February 11, 2008
Last week, chapter three looked at the specific case of “Computer Game Fictions.” This week, chapter four — “Making Models” — broadens the frame again, wrapping up Expressive Processing‘s section on the Eliza effect and setting up issues that will thread through the rest of the book.
As before, particular aspects of the conversation stand out in my memory.
Barry Atkins, Chris Lewis, Jason Rhody, Drew Davidson, Brad, and others helped me with ideas, references, and text suggestions for my sections on Star Wars: Knights of the Old Republic, Prince of Persia: The Sands of Time, and the game fiction dilemma.

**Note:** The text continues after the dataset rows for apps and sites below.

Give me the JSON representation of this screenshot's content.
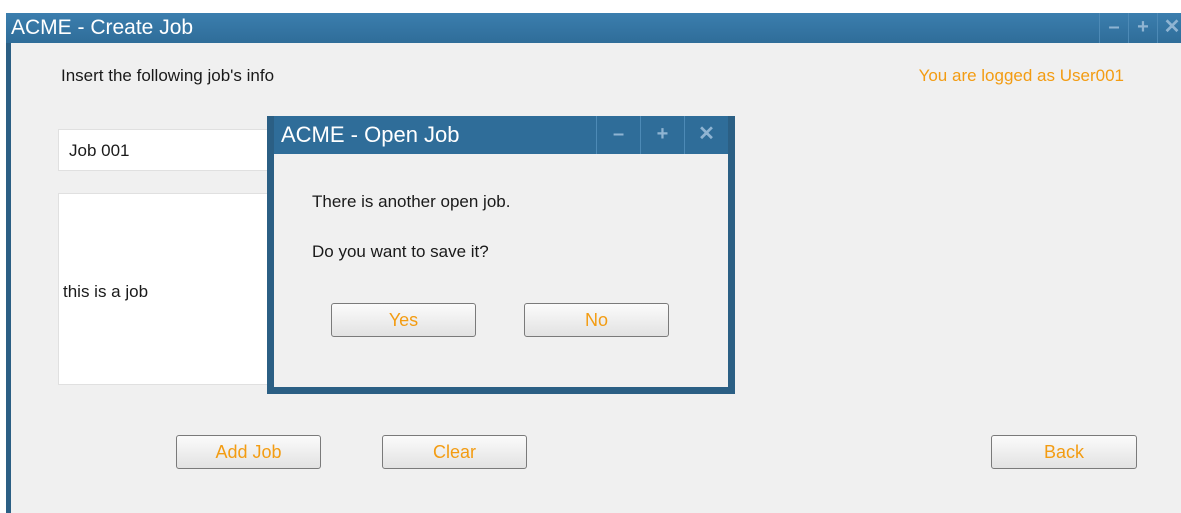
{
  "window": {
    "title": "ACME - Create Job",
    "controls": {
      "minimize": "–",
      "maximize": "+",
      "close": "✕"
    }
  },
  "form": {
    "intro": "Insert the following job's info",
    "logged_user": "You are logged as User001",
    "job_name_value": "Job 001",
    "job_description_value": "this is a job"
  },
  "buttons": {
    "add_job": "Add Job",
    "clear": "Clear",
    "back": "Back"
  },
  "dialog": {
    "title": "ACME - Open Job",
    "message_line1": "There is another open job.",
    "message_line2": "Do you want to save it?",
    "yes": "Yes",
    "no": "No",
    "controls": {
      "minimize": "–",
      "maximize": "+",
      "close": "✕"
    }
  },
  "colors": {
    "titlebar": "#2f6d99",
    "accent_text": "#f39c12",
    "window_bg": "#f0f0f0"
  }
}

With Dennis Jerz I had a good exchange about parallel digital developments during the time that tabletop RPGs emerged — such as Hunt the Wumpus. Dennis was also a primary participant in a spirited conversation about citation practices (can you believe it?) that also involved Josh Giesbrecht, Paul B, and GTxA’s own Nick.
My discussion with Bryan Behrenshausen coalesced into a draft of what I think is an important clarification of what I mean by “the relationship between the audience’s experience and the system’s internal operations.”
Overall, there are now more than 200 comments, most of them quite thoughtful. I’m pleased we’ve continued to have both active conversation about the current week’s chapter and ongoing consideration of what went before. CommentPress seems to be working nicely — though there are some further developments I’m hoping we’ll be able to complete, and try out here, before too long.
Speaking of CommentPress, if you’re in NYC for the O’Reilly Tools of Change for Publishing (TOC) Conference today, don’t miss Ben Vershbow’s presentation about Gamer Theory, CommentPress, Expressive Processing, and other juicy topics. I’ll also post an update here if a video of his talk is made available.
Finally, as Jason Rhody did on the meta post for chapter one, this can be a place for talking about chapter three and/or talking about the discussions of it noted above. I’m happy to hear any “meta” thoughts.